Problem to work on – Your task is to repeat all of the data exactly while excluding the pictures.

Stored data –
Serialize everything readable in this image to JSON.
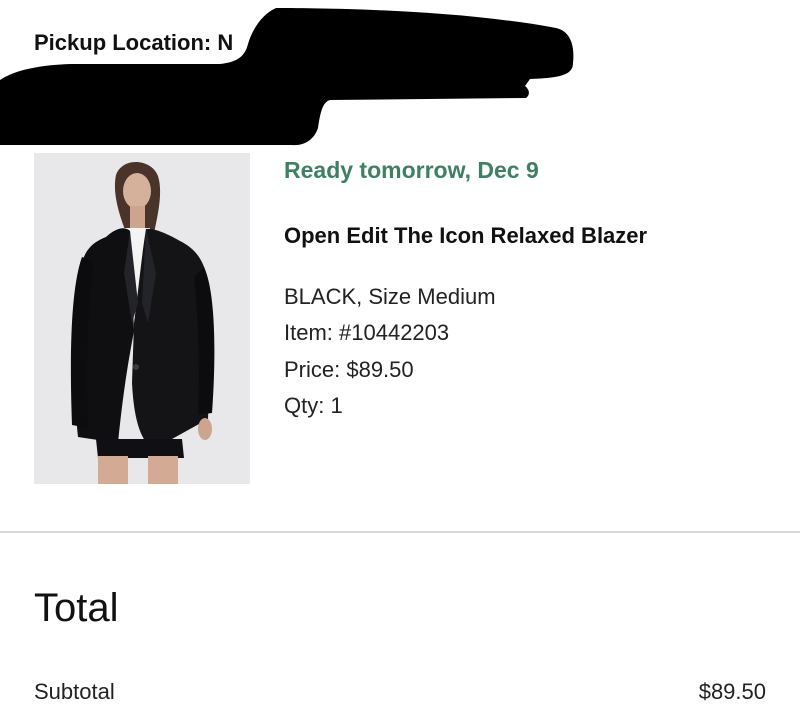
{
  "pickup": {
    "label": "Pickup Location: N"
  },
  "item": {
    "ready_text": "Ready tomorrow, Dec 9",
    "ready_color": "#3f7f63",
    "name": "Open Edit The Icon Relaxed Blazer",
    "variant": "BLACK, Size Medium",
    "item_number": "Item: #10442203",
    "price": "Price: $89.50",
    "quantity": "Qty: 1"
  },
  "summary": {
    "heading": "Total",
    "subtotal_label": "Subtotal",
    "subtotal_value": "$89.50"
  },
  "colors": {
    "redaction": "#000000",
    "divider": "#d7d7d7",
    "image_background": "#e8e7ea"
  }
}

Output –
Serialize everything readable in this image to JSON.
{
  "pickup": {
    "label": "Pickup Location: N"
  },
  "item": {
    "ready_text": "Ready tomorrow, Dec 9",
    "ready_color": "#3f7f63",
    "name": "Open Edit The Icon Relaxed Blazer",
    "variant": "BLACK, Size Medium",
    "item_number": "Item: #10442203",
    "price": "Price: $89.50",
    "quantity": "Qty: 1"
  },
  "summary": {
    "heading": "Total",
    "subtotal_label": "Subtotal",
    "subtotal_value": "$89.50"
  },
  "colors": {
    "redaction": "#000000",
    "divider": "#d7d7d7",
    "image_background": "#e8e7ea"
  }
}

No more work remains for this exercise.